But that’s with emphasis on Georgian style. In an introduction to a road test of the Porsche Macan Turbo in today’s Sunday Times Magazine, our columnist says he’s a smidge worried that his new property is a fake.
“While it will appear to be a handsome honey-coloured block of solid four-square splendour, I’ll know that behind the Cotswoldy masonry and the delicate cornicing, the inner walls are made from breeze blocks and the whole thing is held together by RSJs.”
He adds that while it makes sense for financial and practical reasons to build it this way, “I’ll always know that I’ve created a fake, that my house is not what it appears to be.”
The new Macan Turbo, Clarkson continues, is also not what it seems.
The twin turbo V6, and its 434bhp and 167mph top speed, is not quite as savage as he’d like from the “turbo Turbo” version of the Macan. In his words: “From behind the wheel you never feel as if you’re dancing with the devil on an icy precipice of death.”
That’s not necessarily a slight against Porsche, as this is mostly down to the how well the car handles, thanks to it’s intelligent four-wheel drive and “wonderful steering”. So while it’s not as wild as he’d hoped, “It’s just a bloody good, quick car with bloody good brakes.”
Clarkson also liked the interior and gear selector, though was confused by the air ioniser button: “If it’s a good thing to breathe ionised air — and we have to assume it is — why would they fit a button that allows you to turn the system off?” Not a bad question.
Finally Clarkson gets to the point, though: the biggest problem with the Porsche Macan Turbo is that “It’s not a Porsche.
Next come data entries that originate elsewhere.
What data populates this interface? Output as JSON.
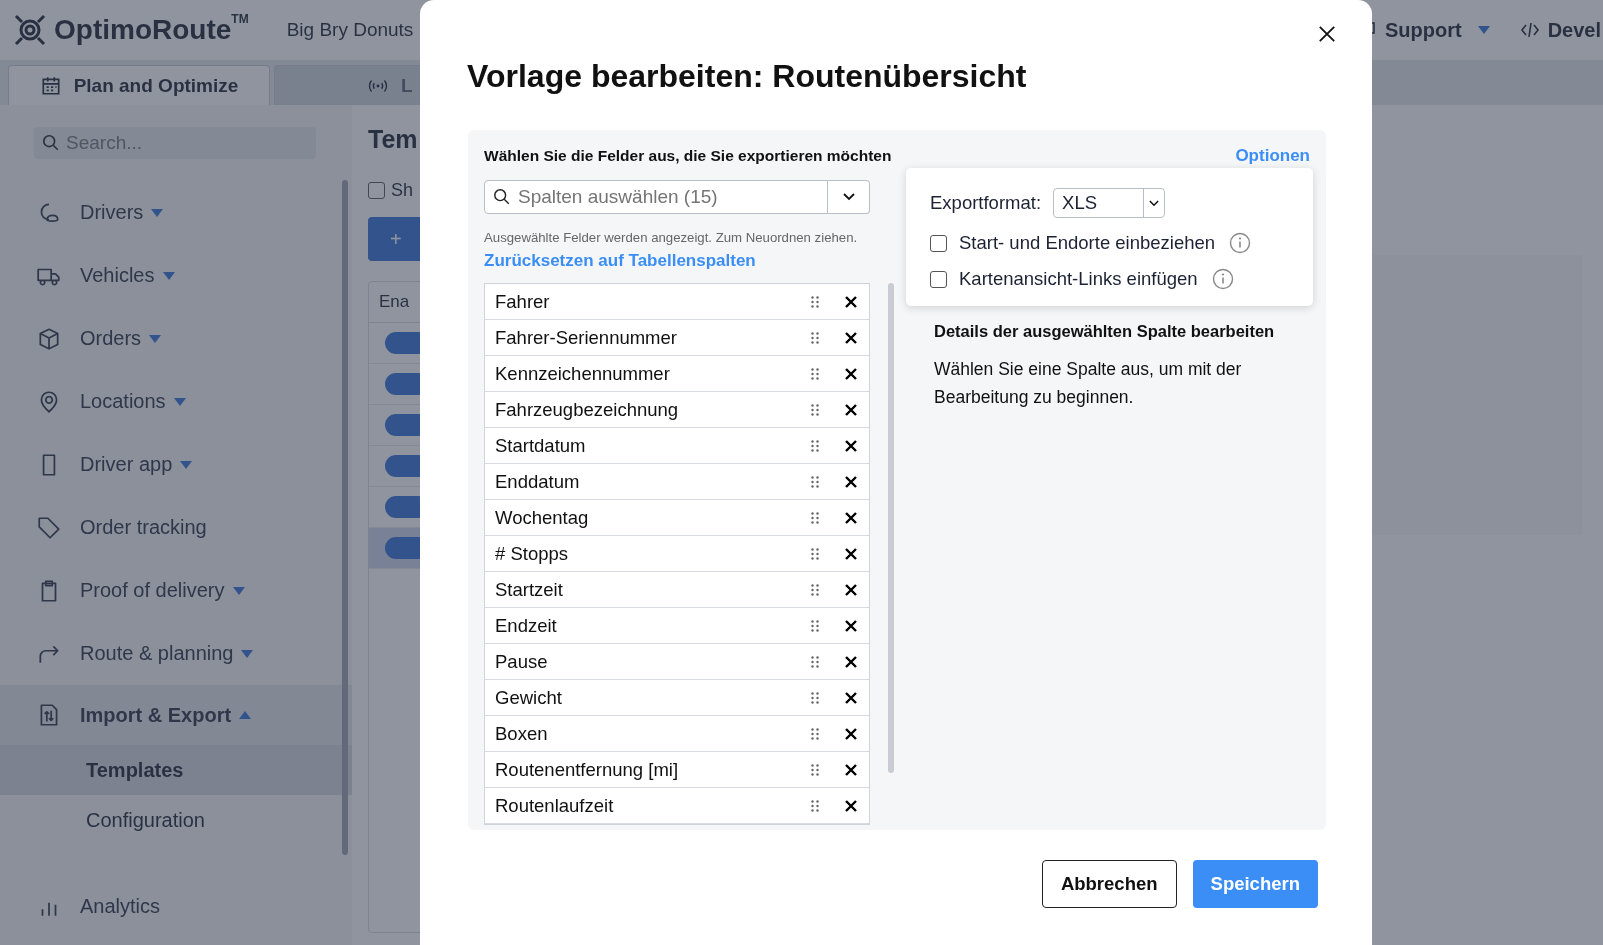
{
  "header": {
    "brand": "OptimoRoute",
    "trademark": "TM",
    "account": "Big Bry Donuts",
    "nav": [
      {
        "label": "Support",
        "has_menu": true
      },
      {
        "label": "Devel",
        "has_menu": false
      }
    ]
  },
  "tabs": [
    {
      "label": "Plan and Optimize",
      "selected": true
    },
    {
      "label": "L",
      "selected": false
    }
  ],
  "sidebar": {
    "search": {
      "placeholder": "Search..."
    },
    "items": [
      {
        "label": "Drivers",
        "kind": "group",
        "expanded": false
      },
      {
        "label": "Vehicles",
        "kind": "group",
        "expanded": false
      },
      {
        "label": "Orders",
        "kind": "group",
        "expanded": false
      },
      {
        "label": "Locations",
        "kind": "group",
        "expanded": false
      },
      {
        "label": "Driver app",
        "kind": "group",
        "expanded": false
      },
      {
        "label": "Order tracking",
        "kind": "link"
      },
      {
        "label": "Proof of delivery",
        "kind": "group",
        "expanded": false
      },
      {
        "label": "Route & planning",
        "kind": "group",
        "expanded": false
      },
      {
        "label": "Import & Export",
        "kind": "group",
        "expanded": true,
        "children": [
          {
            "label": "Templates",
            "selected": true
          },
          {
            "label": "Configuration",
            "selected": false
          }
        ]
      },
      {
        "label": "Analytics",
        "kind": "link"
      }
    ]
  },
  "content": {
    "title": "Tem",
    "checkbox": {
      "label": "Sh",
      "checked": false
    },
    "add_button": "+",
    "table": {
      "column_1": "Ena",
      "rows": [
        {
          "on": true,
          "selected": false
        },
        {
          "on": true,
          "selected": false
        },
        {
          "on": true,
          "selected": false
        },
        {
          "on": true,
          "selected": false
        },
        {
          "on": true,
          "selected": false
        },
        {
          "on": true,
          "selected": true
        }
      ]
    }
  },
  "modal": {
    "title": "Vorlage bearbeiten: Routenübersicht",
    "heading": "Wählen Sie die Felder aus, die Sie exportieren möchten",
    "options_link": "Optionen",
    "column_select": {
      "placeholder": "Spalten auswählen (15)"
    },
    "hint": "Ausgewählte Felder werden angezeigt. Zum Neuordnen ziehen.",
    "reset_link": "Zurücksetzen auf Tabellenspalten",
    "fields": [
      "Fahrer",
      "Fahrer-Seriennummer",
      "Kennzeichennummer",
      "Fahrzeugbezeichnung",
      "Startdatum",
      "Enddatum",
      "Wochentag",
      "# Stopps",
      "Startzeit",
      "Endzeit",
      "Pause",
      "Gewicht",
      "Boxen",
      "Routenentfernung [mi]",
      "Routenlaufzeit"
    ],
    "options": {
      "format_label": "Exportformat:",
      "format_value": "XLS",
      "checkboxes": [
        {
          "label": "Start- und Endorte einbeziehen",
          "checked": false
        },
        {
          "label": "Kartenansicht-Links einfügen",
          "checked": false
        }
      ]
    },
    "details": {
      "heading": "Details der ausgewählten Spalte bearbeiten",
      "text": "Wählen Sie eine Spalte aus, um mit der Bearbeitung zu beginnen."
    },
    "buttons": {
      "cancel": "Abbrechen",
      "save": "Speichern"
    }
  }
}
It sits on the exact same underpinnings that propped up the old Audi Q5. And I don’t mean the last one. I mean the one before that. This is a car that was designed to compete with the Humber Super Snipe.”
So while driving experience is good, the Macan is an Audi pretending to be a Porsche, according to Clarkson.
Which would be fine, he adds, if it weren’t for the fact that you’re not charged Audi prices. The Porsche starts at £68,530. The one Clarkson drove cost £86,000, and by ticking various option boxes you can take it into six figures.
Then again, people pay a lot to make something look like the real deal. After all, Clarkson describes the cost of building his not-so-Wuthering Heights as ‘eye watering’.
To read his full thoughts on his new house and the Porsche Macan Turbo (and by extension, the Audi Q5) head over to The Sunday Times website.